-------- Provided records --------

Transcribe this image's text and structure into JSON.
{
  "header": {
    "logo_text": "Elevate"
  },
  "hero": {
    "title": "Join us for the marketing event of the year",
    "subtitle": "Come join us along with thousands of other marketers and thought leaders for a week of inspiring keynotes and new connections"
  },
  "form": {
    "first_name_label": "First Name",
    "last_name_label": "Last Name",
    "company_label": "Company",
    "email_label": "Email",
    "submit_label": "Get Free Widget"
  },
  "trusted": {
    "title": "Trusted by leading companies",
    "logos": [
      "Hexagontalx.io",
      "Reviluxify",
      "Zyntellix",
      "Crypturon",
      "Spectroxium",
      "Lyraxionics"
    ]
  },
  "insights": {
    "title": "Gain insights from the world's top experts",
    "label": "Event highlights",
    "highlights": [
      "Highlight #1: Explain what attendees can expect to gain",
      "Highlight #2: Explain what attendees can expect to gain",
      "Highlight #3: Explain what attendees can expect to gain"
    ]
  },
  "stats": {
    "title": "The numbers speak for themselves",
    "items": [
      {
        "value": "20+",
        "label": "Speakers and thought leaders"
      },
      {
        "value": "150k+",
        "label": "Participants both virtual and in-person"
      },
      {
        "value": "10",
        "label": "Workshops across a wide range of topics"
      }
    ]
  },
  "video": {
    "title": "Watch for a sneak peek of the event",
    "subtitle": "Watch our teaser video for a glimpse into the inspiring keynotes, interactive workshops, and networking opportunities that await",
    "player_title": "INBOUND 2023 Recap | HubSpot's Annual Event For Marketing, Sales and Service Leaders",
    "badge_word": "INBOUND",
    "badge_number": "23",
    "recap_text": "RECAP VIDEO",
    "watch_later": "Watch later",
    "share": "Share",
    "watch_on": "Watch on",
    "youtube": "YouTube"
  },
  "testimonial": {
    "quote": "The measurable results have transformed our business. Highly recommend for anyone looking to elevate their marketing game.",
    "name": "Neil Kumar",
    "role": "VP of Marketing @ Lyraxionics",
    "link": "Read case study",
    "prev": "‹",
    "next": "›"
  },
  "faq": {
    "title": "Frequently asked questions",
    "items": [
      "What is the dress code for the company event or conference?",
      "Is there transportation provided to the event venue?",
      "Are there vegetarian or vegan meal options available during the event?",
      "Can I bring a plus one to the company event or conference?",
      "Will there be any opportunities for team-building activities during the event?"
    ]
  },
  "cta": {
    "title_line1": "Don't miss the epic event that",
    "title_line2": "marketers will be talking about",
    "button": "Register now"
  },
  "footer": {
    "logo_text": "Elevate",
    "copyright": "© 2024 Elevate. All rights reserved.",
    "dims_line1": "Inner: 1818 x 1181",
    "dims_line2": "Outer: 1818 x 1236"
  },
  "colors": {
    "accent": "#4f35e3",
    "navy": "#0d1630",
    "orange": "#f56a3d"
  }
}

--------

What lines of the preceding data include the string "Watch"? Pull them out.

■ Reply:
    "title": "Watch for a sneak peek of the event",
    "subtitle": "Watch our teaser video for a glimpse into the inspiring keynotes, interactive workshops, and networking opportunities that await",
    "watch_later": "Watch later",
    "watch_on": "Watch on",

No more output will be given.